[Dataset excerpts]

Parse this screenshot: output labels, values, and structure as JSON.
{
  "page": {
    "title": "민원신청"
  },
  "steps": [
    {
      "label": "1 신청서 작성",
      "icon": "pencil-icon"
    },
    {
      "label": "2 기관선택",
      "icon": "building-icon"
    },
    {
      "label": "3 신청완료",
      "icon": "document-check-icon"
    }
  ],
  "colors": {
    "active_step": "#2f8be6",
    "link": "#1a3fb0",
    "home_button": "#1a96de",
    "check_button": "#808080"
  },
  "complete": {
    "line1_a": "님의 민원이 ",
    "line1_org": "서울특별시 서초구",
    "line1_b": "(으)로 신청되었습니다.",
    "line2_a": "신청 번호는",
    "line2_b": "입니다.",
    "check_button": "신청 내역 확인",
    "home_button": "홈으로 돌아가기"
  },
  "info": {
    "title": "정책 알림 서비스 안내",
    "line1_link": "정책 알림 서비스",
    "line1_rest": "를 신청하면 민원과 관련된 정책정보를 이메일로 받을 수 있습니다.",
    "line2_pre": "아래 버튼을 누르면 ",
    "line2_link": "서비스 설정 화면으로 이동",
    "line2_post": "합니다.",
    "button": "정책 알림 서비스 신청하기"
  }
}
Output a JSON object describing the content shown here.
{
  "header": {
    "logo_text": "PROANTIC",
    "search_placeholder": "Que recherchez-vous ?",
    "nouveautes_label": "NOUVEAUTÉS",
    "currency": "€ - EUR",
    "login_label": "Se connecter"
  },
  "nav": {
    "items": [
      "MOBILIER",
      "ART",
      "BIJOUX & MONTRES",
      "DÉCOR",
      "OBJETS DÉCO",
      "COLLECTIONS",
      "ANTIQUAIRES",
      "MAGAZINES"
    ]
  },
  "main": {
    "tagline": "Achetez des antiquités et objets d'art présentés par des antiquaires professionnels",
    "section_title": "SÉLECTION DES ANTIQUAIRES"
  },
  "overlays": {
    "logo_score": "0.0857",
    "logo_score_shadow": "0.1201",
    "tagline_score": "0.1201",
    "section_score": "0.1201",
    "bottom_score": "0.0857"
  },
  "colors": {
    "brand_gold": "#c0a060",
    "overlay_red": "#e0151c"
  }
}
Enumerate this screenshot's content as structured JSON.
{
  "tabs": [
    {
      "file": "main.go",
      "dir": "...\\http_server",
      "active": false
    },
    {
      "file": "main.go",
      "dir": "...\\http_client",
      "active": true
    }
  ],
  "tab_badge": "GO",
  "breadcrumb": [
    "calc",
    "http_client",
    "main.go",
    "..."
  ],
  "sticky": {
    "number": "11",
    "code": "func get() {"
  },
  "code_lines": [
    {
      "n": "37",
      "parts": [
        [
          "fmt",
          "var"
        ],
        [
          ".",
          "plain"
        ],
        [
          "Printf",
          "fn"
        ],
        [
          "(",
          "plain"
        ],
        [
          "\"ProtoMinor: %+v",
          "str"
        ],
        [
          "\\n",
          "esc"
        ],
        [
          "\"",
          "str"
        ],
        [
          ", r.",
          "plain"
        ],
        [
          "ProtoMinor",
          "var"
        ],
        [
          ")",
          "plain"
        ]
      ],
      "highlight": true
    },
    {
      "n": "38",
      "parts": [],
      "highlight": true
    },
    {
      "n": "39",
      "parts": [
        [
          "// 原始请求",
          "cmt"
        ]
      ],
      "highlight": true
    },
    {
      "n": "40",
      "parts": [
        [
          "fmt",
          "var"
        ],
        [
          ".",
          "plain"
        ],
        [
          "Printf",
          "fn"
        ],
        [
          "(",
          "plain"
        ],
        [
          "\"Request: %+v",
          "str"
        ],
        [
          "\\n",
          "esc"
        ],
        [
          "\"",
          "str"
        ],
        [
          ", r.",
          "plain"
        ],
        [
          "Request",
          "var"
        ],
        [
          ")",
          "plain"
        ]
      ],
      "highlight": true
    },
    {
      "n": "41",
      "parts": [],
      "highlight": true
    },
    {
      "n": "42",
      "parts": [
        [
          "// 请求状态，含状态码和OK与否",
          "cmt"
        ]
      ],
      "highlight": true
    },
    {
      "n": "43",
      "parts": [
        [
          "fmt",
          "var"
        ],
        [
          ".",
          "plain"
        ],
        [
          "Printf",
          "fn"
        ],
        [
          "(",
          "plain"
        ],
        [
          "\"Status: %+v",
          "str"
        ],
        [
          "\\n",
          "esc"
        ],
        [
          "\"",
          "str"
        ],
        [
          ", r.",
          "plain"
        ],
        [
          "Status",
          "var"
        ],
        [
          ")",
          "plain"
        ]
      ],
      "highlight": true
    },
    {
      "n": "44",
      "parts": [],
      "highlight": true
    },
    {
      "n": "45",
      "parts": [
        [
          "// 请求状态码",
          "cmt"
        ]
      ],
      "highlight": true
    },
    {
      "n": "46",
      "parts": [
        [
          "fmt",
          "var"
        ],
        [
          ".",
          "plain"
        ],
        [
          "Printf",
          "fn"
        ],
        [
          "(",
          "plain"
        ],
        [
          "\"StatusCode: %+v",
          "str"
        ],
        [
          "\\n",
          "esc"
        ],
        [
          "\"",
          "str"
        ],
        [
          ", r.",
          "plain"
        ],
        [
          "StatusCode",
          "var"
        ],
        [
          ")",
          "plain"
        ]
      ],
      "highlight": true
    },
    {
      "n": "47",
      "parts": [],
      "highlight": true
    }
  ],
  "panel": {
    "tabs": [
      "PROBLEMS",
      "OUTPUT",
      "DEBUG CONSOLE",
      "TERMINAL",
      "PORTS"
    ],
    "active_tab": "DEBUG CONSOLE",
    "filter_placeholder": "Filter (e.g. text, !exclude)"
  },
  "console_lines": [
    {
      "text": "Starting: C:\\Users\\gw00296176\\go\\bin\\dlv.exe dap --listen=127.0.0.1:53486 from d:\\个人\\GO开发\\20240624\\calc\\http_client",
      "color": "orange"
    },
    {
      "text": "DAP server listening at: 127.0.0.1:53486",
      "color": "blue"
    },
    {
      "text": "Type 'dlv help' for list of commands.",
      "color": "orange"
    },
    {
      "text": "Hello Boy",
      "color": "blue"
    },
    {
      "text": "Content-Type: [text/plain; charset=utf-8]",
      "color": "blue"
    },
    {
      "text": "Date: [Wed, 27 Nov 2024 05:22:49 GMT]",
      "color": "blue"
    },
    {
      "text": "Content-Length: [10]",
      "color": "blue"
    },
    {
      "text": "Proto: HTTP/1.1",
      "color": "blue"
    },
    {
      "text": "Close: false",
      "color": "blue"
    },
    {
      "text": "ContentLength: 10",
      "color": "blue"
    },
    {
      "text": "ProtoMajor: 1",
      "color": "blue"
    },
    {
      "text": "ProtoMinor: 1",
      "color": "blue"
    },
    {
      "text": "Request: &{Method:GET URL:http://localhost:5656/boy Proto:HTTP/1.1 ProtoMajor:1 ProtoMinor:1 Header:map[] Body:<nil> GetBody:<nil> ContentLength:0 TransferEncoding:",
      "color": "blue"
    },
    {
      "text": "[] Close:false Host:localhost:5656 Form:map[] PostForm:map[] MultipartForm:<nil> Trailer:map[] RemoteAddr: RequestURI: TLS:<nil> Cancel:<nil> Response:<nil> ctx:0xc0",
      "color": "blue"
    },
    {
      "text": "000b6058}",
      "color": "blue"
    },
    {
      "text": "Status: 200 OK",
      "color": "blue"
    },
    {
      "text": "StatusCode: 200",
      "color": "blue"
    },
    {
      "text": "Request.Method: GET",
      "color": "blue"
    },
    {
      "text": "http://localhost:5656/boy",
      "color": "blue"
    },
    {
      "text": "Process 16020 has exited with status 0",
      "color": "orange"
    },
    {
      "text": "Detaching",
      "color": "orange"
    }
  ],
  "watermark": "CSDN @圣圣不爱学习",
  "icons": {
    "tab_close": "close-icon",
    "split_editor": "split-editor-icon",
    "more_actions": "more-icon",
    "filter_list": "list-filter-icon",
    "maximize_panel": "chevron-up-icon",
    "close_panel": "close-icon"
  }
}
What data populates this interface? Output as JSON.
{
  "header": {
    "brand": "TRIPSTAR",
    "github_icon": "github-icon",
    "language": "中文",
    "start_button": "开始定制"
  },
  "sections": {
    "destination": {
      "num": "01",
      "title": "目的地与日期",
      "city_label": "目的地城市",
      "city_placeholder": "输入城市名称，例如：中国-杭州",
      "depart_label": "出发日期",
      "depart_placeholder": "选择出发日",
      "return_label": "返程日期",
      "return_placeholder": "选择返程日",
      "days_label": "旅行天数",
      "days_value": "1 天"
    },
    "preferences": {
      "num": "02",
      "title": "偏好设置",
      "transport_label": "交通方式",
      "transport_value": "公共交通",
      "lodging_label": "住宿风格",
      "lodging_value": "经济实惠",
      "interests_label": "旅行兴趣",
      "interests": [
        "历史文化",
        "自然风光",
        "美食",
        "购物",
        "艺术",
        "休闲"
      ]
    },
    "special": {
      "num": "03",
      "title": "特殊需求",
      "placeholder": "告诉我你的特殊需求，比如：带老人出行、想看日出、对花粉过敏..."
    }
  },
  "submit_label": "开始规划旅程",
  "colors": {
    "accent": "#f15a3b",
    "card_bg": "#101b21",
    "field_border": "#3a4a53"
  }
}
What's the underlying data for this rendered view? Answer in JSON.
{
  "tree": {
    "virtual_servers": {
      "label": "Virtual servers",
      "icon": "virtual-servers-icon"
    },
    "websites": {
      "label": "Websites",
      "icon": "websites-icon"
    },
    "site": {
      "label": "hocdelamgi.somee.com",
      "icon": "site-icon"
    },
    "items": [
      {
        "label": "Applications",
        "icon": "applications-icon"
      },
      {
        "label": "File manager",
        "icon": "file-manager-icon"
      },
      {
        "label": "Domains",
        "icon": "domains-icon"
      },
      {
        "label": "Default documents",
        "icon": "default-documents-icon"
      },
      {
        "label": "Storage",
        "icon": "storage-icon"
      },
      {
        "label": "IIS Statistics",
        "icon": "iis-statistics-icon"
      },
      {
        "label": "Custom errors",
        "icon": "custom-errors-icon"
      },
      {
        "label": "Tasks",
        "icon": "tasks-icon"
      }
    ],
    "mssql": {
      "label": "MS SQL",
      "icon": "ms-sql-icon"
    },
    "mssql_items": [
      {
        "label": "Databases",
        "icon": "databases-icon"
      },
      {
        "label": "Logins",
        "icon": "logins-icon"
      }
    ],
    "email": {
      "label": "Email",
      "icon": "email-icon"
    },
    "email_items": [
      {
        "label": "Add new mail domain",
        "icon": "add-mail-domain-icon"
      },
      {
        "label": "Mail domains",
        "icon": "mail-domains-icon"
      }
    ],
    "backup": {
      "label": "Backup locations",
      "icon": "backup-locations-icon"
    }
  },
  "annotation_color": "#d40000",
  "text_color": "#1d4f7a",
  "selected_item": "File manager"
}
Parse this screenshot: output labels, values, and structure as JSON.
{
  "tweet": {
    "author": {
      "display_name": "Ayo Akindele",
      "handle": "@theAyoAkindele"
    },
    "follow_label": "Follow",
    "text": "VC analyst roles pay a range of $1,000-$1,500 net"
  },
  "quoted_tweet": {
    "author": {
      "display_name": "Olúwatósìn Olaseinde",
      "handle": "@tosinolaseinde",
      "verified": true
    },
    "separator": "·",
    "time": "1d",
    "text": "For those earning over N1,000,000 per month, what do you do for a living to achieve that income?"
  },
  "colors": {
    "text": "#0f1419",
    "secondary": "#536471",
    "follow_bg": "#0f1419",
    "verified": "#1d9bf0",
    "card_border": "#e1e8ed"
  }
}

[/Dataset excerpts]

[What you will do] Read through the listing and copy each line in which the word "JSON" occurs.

[Written solution]
Parse this screenshot: output labels, values, and structure as JSON.
Output a JSON object describing the content shown here.
Enumerate this screenshot's content as structured JSON.
What data populates this interface? Output as JSON.
What's the underlying data for this rendered view? Answer in JSON.
Parse this screenshot: output labels, values, and structure as JSON.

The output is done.